Oasis close an academy in Kent

Hextable Academy in Swanley is to close because of falling rolls. Just when you thought schools needed to expand the Oasis Academy chain has decided to close Hextable Academy in Swanley. The 11-18 school has just fewer than 500 students according to government figures, but could accommodate 1,000 pupils. Those parents and their offspring waiting to hear about 2015 admissions in a fortnight’s time will be especially annoyed, as will the pupils kept at the school to complete their examination courses if teachers decide to quit ahead of the closure. Having worked in a college during a period of run-down prior to closure I know from first experience how little fun such a situation can be for both staff and students. The Academy Trust has at least apparently offered to pay for the new uniform of pupil relocated to another school.

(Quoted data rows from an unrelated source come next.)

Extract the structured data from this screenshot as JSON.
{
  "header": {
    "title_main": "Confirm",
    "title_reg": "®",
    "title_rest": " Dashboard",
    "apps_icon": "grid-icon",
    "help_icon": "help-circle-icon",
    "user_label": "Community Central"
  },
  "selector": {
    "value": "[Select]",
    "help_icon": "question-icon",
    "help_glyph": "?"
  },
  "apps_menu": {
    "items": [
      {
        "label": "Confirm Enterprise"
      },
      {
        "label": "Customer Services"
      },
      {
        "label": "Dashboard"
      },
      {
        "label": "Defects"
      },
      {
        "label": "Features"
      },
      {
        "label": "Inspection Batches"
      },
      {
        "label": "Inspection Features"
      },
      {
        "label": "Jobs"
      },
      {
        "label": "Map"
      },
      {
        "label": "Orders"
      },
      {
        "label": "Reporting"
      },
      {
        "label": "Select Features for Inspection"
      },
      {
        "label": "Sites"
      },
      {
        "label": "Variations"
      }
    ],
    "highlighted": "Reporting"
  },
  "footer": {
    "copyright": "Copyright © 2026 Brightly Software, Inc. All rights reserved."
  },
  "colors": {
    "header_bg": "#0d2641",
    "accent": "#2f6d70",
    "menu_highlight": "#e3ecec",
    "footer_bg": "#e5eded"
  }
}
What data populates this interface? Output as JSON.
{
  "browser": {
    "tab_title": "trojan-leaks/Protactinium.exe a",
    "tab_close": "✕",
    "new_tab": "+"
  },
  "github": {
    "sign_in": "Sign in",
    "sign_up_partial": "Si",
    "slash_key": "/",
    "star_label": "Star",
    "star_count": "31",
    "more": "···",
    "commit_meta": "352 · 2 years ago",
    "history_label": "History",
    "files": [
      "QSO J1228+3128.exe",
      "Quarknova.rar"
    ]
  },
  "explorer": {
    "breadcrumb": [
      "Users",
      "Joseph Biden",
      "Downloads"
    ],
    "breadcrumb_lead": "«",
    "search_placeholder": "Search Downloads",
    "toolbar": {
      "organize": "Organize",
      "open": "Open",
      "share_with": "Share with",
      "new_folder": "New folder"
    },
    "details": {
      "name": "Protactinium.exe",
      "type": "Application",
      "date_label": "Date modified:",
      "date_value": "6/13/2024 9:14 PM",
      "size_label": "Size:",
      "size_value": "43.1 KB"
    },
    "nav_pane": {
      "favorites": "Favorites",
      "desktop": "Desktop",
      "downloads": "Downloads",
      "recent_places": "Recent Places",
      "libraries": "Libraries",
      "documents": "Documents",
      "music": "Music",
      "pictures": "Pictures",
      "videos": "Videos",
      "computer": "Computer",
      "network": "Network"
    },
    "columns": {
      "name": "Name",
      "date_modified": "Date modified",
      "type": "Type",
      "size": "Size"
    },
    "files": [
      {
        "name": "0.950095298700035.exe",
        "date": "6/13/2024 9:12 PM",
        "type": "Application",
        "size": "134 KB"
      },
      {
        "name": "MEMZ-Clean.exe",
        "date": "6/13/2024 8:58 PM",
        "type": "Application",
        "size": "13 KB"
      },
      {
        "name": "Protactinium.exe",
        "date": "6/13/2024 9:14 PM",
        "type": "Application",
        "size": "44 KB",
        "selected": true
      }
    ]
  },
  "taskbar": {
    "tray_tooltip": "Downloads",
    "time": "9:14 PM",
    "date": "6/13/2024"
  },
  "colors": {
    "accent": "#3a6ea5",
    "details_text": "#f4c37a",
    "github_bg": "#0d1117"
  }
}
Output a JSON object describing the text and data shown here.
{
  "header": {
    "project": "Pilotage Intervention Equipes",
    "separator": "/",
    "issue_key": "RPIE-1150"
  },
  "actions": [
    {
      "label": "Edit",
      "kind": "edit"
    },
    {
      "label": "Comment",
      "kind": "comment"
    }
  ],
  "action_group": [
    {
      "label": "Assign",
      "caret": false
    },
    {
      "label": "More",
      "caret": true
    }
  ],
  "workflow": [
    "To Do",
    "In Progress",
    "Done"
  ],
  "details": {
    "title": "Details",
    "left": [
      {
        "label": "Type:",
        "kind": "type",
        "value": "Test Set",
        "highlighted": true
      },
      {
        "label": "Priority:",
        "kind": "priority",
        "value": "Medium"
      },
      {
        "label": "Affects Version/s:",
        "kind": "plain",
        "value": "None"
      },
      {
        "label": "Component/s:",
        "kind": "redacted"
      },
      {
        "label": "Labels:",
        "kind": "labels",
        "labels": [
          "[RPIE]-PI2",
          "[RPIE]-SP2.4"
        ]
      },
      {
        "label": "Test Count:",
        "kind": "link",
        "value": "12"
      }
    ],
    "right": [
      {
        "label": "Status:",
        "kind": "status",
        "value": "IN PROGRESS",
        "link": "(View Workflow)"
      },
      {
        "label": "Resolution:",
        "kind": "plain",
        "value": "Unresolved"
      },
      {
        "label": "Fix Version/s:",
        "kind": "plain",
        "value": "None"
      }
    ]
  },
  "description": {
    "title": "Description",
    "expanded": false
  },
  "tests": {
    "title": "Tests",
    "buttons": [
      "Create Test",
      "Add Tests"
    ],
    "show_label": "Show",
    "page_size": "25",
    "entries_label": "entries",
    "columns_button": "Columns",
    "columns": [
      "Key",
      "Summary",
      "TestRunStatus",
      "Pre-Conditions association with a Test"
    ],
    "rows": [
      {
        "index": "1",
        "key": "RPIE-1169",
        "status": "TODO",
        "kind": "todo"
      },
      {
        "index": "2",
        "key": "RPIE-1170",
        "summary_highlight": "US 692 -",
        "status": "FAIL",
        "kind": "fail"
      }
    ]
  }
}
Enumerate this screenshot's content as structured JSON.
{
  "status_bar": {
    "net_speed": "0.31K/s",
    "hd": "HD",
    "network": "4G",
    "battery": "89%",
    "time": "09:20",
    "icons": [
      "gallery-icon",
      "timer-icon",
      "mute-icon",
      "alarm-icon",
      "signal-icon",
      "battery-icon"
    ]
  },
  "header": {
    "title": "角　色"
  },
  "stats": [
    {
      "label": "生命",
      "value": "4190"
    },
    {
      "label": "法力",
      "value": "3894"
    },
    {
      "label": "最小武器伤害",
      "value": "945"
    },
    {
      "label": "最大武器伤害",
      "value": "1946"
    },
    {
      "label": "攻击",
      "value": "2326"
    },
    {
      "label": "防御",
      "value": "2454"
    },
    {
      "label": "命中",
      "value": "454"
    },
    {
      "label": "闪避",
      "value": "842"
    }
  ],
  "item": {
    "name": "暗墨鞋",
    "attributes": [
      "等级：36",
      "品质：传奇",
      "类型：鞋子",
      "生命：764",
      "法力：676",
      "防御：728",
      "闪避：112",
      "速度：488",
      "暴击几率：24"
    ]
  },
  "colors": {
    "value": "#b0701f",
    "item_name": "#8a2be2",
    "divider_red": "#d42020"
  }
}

Questions will need to be asked about the future of the site. It would be short-sighted to lose the school from education use if pupil numbers will increase over the next few years. Indeed, one wonders whether it might have been possible to save the school by turning it into a 5-18 all-through school by adding a primary department.

Kent County Council, the local authority, is in something of a difficult situation. They retain the legal responsibility for ensuring an education for all children but have no control over admission numbers in academies and could not have vetoed the decision to shut this school. I hope they will send Oasis a bill for all the extra work required of officers in placing the pupils requiring a new school because of the closure. It would be unfair to expect the council taxpayers of the county to foot the bill either for finding new schools or for any extra travel costs resulting from pupils having to change schools.

Hopefully, the academy chain discussed this closure with both the Education Funding Agency and their Regional Commissioner and explored whether it was worth keeping the school open with additional grant funding until pupil numbers increased again.

This episode, along with the Cuckoo Hall Academy Trust revelations chronicled in a previous post confirm my belief that the next government must sort out governance arrangements once and for all so that there is an overall body responsible for place planning and the effective use of resources across the school estate. I would like it to be the role of local authorities, but it doesn’t have to be if the government at Westminster decides otherwise. But, the present muddle cannot be allowed to last. Unstitching the grant payment for pupils that transfer to secondary schools that are not academies and operate on a different financial year will be just one more headache for officers to deal with.

One thing the DfE and EFA along with the regional commissioners must now do is set a timetable for academies and free school to notify the authorities each year if they are considering closure because of lack of numbers, or indeed for any other foreseeable reason.